“These tragedies are not inherently inevitable; rather, they are enabled by the continued failure of policy-makers to act,” Toscano and Herring stated. “We have been entrusted by the public to institute policies to keep our communities safe, and we are failing the people who elected us to do so.”
Republican legislators said that they too are concerned about gun violence but that lawmakers should not be rash.
“It seems like we’re playing whack-a-mole,” said Del. John McGuire, R-Henrico. “Every time there’s a problem in society, we want to have a quick reaction. That’s why I say we need to stand back and see what’s going on.”
Democrats chided Republicans for such statements, including a comment by Del. Thomas Wright, R-Lunenberg, who said of the Florida shooting: “My heart goes out. But when it comes to the constitutional right to defend yourself and your family, that’s something that’s guaranteed.”
On the Senate floor, Sen. Richard Black, R-Loudoun, said shootings happen at schools because they are gun-free zones. “The idea that we disarm our people in the schools – we forbid our teachers and our staff from carrying concealed firearms – is a mistake,” he said.
This legislative session, Virginia Republicans proposed bills to repeal the state’s prohibition on bringing weapons to houses of worship. Such a measure passed the Senate on a party-line vote and is awaiting action in the House.
Virginia Democrats also have proposed several bills regarding guns, including:
.Banning bump stocks, a device that allows a semi-automatic rifle to mimic the firing speed of a fully automatic weapon. Bump stocks were used by the shooter who killed 58 people and injured more than 500 at a concert in Las Vegas in October.
.Instituting universal background checks on people who want to buy guns, including in private sales and at gun shows. Democrats said opinion polls show that most Virginians support such a law.
.Keeping guns away from individuals who may present a threat to themselves or others. Legislation introduced by Del. Richard “Rip” Sullivan Jr., D-Arlington, would have allowed prosecutors and law enforcement officers to seek a court order to remove firearms from such individuals.
All of those bills were killed in committees controlled by Republicans.
On Thursday, President Donald Trump announced that he would visit the site of the Florida massacre and make school safety a priority when he meets with the nation’s governors next month.
“To every parent, teacher and child who is hurting so badly, we are here for you, whatever you need, whatever we can do, to ease your pain,” Trump said. “Your suffering is our burden also.”
U.S. House Speaker Paul Ryan urged Americans to come together and not politicize the shooting. “This is pure evil,” he said.

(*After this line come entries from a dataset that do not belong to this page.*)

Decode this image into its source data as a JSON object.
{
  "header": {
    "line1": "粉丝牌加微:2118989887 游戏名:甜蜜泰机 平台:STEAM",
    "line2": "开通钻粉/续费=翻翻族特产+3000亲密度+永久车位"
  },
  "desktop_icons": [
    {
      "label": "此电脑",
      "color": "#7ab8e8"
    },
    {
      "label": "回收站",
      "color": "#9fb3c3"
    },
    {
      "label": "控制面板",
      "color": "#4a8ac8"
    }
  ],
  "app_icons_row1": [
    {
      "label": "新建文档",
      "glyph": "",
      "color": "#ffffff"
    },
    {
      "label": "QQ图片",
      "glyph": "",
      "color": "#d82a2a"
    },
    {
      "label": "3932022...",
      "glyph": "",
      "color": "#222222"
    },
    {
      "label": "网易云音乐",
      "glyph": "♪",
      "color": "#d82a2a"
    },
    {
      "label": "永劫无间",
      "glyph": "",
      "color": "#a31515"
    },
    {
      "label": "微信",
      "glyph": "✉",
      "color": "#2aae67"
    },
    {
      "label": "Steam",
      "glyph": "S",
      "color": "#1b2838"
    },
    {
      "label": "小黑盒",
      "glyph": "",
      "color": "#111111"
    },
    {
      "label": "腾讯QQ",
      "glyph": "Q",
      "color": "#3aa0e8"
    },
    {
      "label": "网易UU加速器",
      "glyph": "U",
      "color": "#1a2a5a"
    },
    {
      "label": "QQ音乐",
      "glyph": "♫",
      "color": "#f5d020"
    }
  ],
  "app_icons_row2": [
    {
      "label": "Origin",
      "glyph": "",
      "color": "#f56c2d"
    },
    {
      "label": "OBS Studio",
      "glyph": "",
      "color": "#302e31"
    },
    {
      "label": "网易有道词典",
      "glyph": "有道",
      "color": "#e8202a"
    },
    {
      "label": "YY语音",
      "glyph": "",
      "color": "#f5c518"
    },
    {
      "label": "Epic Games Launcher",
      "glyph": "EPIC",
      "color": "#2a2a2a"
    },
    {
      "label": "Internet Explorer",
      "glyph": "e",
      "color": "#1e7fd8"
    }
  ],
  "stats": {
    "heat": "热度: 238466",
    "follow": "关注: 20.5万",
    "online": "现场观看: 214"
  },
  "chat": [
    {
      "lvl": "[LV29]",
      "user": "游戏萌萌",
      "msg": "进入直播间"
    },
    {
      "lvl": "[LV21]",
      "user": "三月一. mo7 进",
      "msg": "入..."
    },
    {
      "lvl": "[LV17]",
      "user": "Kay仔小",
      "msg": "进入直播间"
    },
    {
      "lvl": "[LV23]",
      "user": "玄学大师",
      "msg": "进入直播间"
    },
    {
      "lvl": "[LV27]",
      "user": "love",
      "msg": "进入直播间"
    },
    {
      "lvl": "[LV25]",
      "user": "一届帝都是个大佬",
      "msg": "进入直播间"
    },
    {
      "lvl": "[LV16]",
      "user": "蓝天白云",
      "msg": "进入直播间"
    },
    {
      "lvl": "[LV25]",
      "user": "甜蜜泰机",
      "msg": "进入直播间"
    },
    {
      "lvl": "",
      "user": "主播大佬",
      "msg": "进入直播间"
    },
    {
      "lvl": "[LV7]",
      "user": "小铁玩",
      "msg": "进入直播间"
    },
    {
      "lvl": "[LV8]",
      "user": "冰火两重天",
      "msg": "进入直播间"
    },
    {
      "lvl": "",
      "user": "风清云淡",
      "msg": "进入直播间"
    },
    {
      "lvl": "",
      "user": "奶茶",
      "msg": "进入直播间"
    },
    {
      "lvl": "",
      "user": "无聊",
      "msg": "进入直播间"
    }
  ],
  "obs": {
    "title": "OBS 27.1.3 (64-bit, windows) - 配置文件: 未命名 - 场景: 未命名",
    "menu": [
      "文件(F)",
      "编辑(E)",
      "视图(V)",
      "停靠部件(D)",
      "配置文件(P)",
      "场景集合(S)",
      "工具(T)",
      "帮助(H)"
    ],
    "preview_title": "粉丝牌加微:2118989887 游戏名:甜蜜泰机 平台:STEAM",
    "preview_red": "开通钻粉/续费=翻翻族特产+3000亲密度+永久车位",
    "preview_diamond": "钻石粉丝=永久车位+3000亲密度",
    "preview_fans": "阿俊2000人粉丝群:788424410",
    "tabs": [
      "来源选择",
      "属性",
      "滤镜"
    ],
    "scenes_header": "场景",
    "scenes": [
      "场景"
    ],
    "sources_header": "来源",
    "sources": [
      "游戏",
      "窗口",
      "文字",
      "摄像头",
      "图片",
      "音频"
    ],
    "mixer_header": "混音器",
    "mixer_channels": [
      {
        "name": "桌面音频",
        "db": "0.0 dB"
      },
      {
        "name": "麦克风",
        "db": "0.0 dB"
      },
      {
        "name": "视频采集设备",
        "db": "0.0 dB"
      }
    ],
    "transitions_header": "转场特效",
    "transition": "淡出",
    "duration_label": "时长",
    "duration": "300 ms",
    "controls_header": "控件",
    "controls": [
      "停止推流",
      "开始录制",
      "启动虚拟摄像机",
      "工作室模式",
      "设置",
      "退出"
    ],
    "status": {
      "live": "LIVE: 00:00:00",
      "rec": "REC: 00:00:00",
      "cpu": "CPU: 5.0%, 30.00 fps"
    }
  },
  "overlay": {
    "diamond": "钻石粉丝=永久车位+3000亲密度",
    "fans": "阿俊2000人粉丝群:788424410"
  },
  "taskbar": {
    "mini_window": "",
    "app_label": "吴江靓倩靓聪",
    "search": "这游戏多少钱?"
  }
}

The shooter has been identified as 19-year-old Nikolas Cruz, who had been expelled from Stoneman Douglas High School for disciplinary reasons. Students who knew Cruz said he openly talked about his infatuation with guns. The FBI was warned in January that Cruz was a potential threat but did not act on the information.
Democratic Del. Cheryl Turpin, a teacher from Virginia Beach, discussed the shooting on the floor of the Virginia House. Like Ryan, she urged people to refrain from playing politics with the tragedy. But Turpin said that should not prevent legislators from enacting gun laws.
“Our call to action is not a political one but a plea for mercy, a plea that we will put politics aside and address this crisis head-on,” Turpin said.
“Waiting around for the right time to have this conversation, yet again, will only put more lives at risk. There are too many empty chairs in dining rooms across America due to our inaction on gun reform.”
This story was produced by Virginia Commonwealth University’s Capital News Service.